**Records:**
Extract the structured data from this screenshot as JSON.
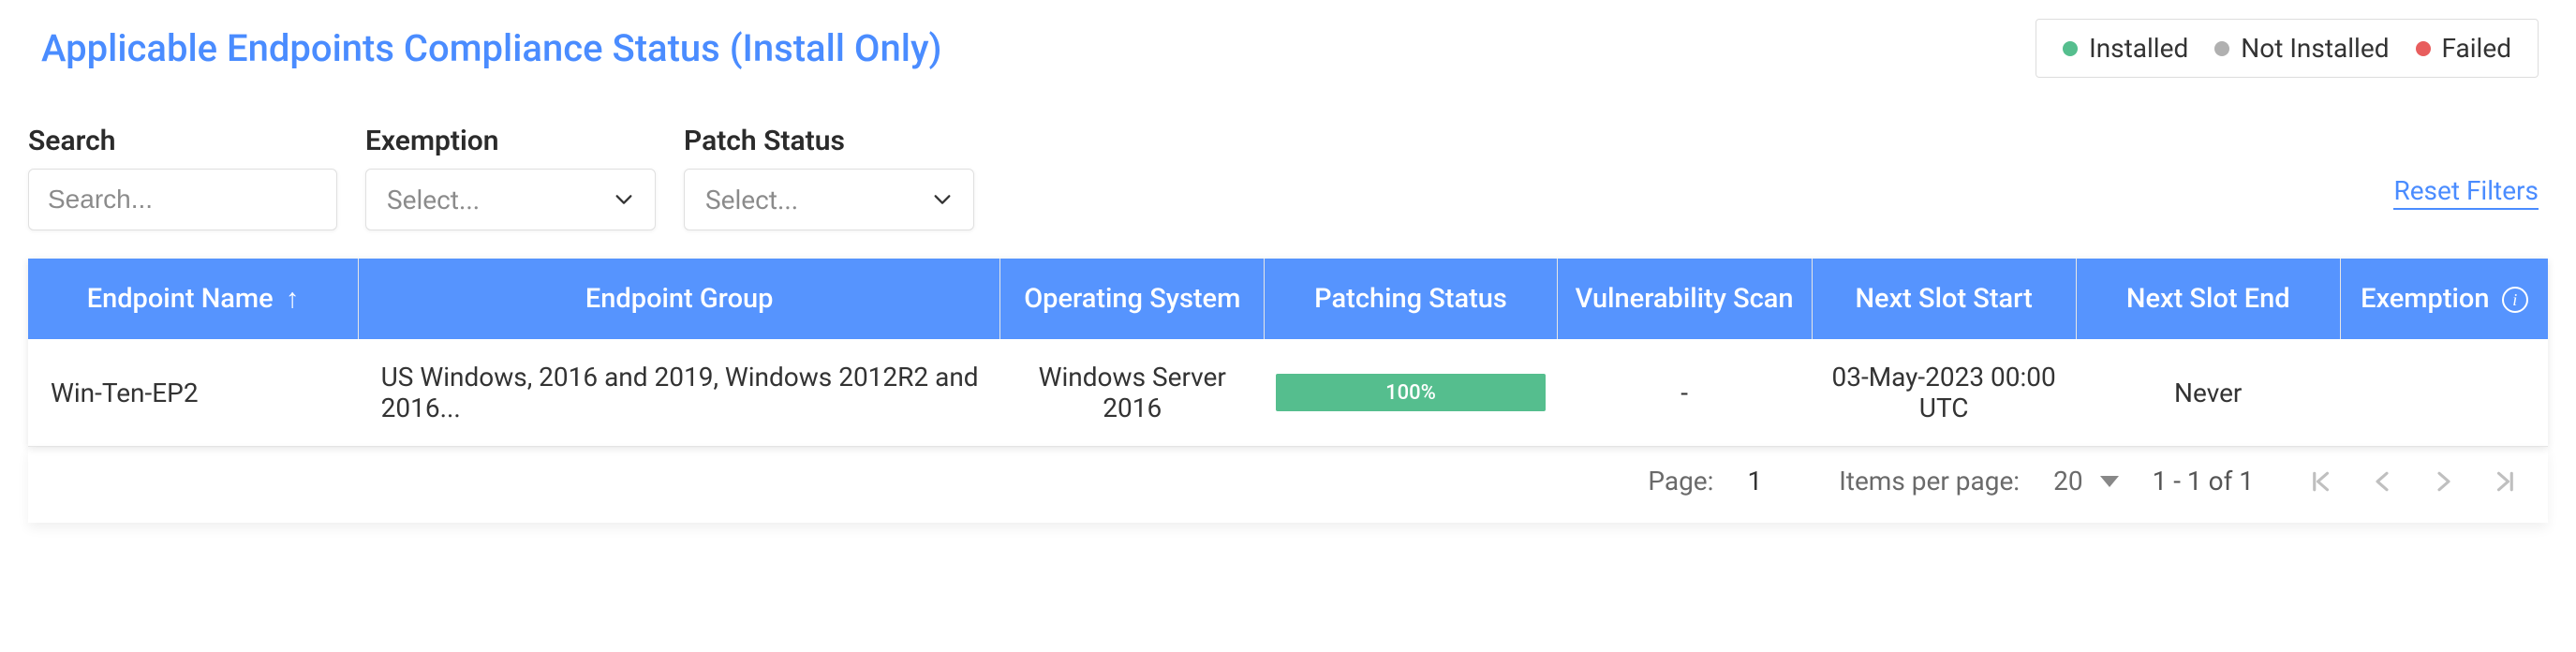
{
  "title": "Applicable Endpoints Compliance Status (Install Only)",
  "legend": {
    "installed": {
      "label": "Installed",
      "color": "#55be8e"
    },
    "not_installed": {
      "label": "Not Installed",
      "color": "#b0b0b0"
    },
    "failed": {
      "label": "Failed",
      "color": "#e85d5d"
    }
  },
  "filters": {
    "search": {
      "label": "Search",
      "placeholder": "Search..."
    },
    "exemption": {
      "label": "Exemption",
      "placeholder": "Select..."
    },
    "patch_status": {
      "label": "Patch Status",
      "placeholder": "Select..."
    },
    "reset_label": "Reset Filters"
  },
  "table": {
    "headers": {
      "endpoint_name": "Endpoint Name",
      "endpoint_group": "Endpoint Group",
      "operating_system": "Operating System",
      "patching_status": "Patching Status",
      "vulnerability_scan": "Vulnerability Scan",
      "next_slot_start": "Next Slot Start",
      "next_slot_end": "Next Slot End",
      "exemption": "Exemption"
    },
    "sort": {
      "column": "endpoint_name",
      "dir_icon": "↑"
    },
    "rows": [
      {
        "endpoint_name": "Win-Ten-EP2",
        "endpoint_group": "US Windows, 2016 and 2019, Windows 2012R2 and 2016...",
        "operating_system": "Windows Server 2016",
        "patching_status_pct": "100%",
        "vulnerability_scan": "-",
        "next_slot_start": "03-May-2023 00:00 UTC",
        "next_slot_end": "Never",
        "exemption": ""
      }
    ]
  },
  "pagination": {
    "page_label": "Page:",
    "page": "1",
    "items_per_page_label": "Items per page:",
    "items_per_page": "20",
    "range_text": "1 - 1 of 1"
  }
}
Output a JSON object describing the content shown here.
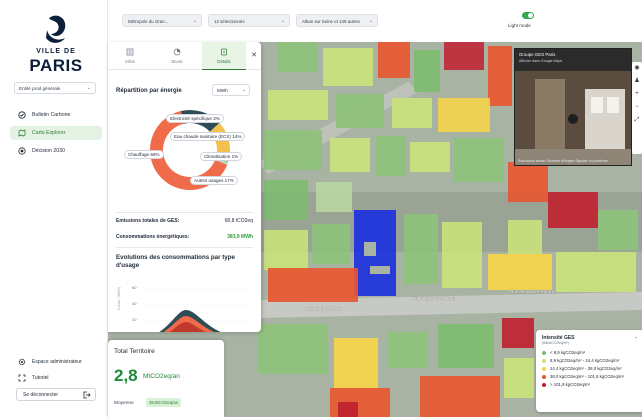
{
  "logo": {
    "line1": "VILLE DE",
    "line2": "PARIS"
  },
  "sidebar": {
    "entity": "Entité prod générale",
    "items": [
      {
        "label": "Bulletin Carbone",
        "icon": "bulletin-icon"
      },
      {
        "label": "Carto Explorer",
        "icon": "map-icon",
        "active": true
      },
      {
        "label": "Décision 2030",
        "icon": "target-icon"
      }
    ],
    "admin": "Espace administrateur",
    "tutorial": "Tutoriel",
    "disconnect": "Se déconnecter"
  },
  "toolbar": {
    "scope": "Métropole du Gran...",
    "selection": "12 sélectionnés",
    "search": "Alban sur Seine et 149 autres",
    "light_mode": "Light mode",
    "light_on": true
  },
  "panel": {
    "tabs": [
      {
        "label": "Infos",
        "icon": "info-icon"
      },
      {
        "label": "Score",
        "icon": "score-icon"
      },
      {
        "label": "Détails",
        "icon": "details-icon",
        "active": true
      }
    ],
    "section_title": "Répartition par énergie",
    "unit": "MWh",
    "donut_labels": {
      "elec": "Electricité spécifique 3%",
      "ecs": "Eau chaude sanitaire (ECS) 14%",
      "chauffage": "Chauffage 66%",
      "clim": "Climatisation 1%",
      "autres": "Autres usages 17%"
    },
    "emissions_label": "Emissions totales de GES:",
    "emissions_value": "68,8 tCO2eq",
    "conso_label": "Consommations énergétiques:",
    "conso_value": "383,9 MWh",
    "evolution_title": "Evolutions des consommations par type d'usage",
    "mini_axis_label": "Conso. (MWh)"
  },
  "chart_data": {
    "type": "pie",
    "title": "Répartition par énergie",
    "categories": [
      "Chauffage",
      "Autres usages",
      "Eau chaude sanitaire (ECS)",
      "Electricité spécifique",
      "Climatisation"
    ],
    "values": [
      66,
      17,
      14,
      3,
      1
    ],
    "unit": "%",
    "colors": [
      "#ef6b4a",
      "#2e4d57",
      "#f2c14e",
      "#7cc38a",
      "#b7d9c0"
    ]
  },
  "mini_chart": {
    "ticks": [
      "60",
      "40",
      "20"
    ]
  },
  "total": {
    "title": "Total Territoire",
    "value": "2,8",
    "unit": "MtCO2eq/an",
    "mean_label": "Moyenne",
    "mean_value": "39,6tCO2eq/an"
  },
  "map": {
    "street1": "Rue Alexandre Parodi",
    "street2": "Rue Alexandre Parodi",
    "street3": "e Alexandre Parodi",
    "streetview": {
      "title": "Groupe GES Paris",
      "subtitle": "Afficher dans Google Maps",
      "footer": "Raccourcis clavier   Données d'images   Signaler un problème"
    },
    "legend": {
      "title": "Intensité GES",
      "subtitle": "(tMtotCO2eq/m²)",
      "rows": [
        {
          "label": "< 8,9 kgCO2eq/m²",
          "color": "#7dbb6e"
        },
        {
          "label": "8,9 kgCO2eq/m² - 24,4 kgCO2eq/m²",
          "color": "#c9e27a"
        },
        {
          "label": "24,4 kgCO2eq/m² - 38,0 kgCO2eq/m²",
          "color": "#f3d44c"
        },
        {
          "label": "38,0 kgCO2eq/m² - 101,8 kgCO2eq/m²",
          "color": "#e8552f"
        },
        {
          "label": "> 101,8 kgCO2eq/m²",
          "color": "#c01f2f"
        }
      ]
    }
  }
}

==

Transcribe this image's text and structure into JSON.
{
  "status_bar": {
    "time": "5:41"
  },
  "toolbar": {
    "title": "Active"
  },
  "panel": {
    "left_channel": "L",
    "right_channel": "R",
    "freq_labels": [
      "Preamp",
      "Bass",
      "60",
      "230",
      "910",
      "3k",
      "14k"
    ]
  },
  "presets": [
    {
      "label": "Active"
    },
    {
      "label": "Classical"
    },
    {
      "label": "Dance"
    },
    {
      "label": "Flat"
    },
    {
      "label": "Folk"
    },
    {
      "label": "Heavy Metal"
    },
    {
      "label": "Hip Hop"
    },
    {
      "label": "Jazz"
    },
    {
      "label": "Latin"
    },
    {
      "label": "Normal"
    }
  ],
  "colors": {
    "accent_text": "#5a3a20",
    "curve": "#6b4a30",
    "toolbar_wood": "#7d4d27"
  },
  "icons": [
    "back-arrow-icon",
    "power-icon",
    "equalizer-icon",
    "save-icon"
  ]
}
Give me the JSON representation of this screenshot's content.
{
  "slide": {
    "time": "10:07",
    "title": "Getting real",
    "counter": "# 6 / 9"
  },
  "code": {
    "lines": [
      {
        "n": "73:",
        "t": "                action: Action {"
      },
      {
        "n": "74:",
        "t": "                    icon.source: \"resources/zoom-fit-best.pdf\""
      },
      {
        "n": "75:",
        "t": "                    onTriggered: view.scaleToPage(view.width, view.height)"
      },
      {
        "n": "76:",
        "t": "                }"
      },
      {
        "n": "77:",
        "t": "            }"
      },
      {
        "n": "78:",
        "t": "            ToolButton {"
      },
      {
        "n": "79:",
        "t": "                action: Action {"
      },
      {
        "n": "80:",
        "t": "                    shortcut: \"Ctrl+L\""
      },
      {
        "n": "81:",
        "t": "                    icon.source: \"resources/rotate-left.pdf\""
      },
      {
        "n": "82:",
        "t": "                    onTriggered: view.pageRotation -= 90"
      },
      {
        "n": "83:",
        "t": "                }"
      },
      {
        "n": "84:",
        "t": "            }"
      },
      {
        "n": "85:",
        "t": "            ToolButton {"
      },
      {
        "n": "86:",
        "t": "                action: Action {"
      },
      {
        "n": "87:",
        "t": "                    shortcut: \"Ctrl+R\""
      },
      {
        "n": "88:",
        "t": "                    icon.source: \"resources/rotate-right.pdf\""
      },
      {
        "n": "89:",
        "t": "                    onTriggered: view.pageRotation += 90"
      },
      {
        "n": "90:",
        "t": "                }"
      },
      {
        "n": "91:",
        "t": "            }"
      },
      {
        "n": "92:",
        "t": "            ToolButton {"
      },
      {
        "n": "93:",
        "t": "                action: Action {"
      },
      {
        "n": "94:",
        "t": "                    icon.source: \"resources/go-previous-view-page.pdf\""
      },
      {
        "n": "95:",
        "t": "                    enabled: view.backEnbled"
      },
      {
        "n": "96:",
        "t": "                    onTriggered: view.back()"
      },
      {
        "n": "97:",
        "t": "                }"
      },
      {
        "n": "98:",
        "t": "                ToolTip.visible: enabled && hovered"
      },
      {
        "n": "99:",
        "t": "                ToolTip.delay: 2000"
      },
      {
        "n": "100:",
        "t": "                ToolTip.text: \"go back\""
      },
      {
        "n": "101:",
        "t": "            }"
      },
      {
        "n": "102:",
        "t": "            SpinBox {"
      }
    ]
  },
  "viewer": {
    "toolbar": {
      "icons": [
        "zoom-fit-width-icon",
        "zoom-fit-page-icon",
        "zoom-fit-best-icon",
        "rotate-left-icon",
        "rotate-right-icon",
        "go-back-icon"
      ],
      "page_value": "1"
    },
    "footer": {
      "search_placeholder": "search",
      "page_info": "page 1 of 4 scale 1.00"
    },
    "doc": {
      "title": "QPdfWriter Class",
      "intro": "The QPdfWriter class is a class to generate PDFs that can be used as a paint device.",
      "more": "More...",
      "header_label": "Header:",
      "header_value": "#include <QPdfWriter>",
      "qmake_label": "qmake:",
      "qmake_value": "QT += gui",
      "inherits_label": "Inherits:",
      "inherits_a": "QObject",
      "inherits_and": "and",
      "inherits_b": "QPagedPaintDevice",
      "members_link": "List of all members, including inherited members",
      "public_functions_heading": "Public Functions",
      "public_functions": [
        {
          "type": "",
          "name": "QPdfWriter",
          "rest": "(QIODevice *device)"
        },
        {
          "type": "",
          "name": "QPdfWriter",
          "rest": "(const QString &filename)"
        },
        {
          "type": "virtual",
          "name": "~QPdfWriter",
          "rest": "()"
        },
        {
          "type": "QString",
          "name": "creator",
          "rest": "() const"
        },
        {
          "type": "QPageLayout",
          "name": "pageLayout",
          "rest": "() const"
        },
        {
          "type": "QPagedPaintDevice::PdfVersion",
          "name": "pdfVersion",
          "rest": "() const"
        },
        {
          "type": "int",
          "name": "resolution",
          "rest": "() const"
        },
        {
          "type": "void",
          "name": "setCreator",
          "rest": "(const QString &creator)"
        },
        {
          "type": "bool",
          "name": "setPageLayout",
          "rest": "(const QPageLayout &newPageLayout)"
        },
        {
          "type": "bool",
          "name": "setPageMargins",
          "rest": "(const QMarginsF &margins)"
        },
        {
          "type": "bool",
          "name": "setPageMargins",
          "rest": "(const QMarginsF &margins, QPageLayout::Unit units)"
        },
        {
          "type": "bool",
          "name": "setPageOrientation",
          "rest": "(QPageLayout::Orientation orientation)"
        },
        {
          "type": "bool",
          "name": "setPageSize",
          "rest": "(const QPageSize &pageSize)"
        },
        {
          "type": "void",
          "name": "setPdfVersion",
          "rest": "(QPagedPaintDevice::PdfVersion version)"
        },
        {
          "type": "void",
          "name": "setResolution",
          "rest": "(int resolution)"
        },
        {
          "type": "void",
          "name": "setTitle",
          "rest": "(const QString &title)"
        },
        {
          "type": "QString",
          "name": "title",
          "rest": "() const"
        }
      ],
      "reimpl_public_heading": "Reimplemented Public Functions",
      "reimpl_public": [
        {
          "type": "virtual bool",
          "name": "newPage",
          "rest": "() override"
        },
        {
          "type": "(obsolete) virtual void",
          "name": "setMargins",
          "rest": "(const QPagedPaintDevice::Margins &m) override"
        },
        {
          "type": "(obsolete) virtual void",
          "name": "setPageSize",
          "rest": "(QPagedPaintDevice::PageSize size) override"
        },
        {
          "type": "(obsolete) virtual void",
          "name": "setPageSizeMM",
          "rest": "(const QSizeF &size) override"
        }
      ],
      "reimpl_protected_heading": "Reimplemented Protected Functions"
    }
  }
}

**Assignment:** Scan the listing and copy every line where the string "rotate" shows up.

**Result of the task:**
        "t": "                    icon.source: \"resources/rotate-left.pdf\""
        "t": "                    icon.source: \"resources/rotate-right.pdf\""
        "rotate-left-icon",
        "rotate-right-icon",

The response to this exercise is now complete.